───── DATASET ─────
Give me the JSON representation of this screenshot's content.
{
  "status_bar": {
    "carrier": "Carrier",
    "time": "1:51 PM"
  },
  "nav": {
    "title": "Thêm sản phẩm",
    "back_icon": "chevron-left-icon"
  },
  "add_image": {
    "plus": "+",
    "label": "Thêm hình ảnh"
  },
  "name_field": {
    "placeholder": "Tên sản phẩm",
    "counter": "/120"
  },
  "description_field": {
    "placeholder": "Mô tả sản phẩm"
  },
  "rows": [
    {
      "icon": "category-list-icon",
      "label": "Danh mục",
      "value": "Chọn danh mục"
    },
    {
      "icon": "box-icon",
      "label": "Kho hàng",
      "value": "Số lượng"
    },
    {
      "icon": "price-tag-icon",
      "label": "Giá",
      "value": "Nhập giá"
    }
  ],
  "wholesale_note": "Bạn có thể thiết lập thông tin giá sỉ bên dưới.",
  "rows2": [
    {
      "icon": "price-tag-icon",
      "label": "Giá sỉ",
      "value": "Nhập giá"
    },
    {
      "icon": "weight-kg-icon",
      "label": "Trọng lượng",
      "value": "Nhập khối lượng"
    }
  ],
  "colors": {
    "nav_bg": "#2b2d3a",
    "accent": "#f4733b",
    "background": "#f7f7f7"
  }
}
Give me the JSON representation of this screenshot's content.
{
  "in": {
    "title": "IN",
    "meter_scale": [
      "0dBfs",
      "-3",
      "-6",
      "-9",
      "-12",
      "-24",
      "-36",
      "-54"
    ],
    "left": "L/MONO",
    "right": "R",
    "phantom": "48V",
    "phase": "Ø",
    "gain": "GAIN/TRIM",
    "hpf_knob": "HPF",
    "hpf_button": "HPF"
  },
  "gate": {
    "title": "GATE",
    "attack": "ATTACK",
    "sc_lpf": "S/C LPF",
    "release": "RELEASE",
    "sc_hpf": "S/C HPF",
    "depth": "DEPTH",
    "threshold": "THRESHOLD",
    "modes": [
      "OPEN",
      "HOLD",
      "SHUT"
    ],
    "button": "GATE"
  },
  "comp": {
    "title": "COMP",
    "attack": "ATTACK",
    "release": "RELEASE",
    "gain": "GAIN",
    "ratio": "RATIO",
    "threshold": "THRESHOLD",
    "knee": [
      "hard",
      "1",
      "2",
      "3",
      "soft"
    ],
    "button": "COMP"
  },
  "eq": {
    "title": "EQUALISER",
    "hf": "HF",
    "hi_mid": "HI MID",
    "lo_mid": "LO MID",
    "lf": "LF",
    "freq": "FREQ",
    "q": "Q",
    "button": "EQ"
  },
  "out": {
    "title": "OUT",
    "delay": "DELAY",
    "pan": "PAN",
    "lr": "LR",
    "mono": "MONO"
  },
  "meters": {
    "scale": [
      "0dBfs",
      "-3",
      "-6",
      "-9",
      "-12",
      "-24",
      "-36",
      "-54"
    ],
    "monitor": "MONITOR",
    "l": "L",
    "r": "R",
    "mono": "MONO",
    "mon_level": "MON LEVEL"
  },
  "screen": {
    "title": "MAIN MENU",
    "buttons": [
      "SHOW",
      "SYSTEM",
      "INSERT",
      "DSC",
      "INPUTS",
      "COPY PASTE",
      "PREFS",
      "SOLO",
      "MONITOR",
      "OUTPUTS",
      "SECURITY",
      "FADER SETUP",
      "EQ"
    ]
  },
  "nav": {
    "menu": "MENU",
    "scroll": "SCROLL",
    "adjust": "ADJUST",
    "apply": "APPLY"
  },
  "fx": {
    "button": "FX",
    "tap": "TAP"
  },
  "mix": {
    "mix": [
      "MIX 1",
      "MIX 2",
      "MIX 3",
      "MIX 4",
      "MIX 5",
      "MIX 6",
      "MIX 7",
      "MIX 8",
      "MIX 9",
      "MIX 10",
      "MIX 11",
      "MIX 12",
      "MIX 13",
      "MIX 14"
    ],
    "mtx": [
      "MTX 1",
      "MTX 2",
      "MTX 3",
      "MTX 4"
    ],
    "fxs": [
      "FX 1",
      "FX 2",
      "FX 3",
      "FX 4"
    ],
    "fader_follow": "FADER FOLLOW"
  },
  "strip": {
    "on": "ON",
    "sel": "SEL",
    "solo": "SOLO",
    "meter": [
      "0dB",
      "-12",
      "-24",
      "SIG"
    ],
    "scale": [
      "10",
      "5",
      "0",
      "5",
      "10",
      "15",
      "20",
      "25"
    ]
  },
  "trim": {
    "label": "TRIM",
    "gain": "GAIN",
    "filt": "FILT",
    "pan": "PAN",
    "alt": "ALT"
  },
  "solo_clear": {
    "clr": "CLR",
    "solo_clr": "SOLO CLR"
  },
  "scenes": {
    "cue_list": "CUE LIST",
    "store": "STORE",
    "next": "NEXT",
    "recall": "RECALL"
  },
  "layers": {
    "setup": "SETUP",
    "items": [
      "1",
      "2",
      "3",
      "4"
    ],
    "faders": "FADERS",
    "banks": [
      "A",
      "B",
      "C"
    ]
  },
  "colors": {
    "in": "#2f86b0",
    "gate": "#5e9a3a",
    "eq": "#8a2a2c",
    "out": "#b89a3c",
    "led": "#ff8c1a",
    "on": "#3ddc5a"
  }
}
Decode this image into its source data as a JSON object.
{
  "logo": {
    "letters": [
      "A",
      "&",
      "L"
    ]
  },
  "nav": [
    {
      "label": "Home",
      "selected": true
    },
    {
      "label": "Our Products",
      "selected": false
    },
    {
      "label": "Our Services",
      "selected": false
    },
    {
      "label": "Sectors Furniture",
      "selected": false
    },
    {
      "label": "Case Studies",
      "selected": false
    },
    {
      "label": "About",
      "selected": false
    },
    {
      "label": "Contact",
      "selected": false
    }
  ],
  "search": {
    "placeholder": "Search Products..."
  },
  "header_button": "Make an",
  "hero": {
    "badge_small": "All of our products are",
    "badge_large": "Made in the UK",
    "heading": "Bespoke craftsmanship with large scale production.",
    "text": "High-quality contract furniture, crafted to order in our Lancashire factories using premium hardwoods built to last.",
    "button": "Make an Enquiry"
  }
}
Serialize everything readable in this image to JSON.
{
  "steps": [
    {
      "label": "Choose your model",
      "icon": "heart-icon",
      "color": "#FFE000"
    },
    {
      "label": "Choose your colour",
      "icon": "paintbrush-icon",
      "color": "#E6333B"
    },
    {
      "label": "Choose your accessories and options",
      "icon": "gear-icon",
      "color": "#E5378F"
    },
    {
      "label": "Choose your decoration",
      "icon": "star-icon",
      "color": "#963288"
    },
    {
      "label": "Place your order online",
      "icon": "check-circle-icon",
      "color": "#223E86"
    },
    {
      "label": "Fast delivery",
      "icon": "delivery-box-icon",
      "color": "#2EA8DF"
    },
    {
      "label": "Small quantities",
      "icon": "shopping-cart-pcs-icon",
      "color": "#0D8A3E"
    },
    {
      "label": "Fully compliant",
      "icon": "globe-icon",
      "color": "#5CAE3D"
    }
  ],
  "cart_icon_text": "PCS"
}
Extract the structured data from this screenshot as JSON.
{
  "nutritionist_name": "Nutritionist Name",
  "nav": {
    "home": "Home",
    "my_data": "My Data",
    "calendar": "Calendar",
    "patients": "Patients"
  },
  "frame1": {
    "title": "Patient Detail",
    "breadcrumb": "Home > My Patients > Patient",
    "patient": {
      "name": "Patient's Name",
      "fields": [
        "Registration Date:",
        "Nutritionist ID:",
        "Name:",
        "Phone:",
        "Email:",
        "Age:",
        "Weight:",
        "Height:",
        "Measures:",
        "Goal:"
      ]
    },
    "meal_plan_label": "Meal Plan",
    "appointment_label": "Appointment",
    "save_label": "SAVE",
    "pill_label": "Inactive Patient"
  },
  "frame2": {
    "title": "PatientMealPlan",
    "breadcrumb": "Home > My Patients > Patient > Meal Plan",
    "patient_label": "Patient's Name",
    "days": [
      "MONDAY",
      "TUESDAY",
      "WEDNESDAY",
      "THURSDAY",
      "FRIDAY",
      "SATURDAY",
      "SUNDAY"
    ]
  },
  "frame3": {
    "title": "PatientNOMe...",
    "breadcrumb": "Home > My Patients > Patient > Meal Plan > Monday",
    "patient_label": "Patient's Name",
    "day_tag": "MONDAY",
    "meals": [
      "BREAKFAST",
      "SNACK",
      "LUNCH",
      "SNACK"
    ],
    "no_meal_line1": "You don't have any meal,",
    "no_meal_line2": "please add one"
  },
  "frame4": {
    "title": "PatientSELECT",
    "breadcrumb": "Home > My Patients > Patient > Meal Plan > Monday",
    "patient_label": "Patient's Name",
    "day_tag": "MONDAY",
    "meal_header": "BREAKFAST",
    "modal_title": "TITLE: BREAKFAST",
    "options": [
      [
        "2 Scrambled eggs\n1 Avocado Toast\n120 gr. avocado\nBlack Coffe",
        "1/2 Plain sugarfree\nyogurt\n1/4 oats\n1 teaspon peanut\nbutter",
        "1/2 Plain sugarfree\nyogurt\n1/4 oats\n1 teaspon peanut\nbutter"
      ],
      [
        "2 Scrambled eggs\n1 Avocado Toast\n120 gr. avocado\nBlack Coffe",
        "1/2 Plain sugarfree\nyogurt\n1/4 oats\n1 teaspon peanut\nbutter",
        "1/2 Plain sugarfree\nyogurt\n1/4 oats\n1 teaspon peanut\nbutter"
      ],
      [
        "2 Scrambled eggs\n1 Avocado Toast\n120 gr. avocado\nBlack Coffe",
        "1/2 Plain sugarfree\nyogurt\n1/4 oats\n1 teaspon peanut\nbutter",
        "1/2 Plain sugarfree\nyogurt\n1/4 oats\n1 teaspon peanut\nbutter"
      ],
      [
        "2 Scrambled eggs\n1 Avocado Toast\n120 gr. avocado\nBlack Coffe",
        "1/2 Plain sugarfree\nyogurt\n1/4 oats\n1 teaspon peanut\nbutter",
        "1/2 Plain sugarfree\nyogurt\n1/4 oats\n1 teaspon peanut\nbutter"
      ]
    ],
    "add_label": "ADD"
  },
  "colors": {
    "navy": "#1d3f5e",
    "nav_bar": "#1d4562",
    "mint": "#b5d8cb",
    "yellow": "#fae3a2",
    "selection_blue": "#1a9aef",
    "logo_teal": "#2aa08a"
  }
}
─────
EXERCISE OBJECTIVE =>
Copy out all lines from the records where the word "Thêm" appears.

WORKED SOLUTION =>
    "title": "Thêm sản phẩm",
    "label": "Thêm hình ảnh"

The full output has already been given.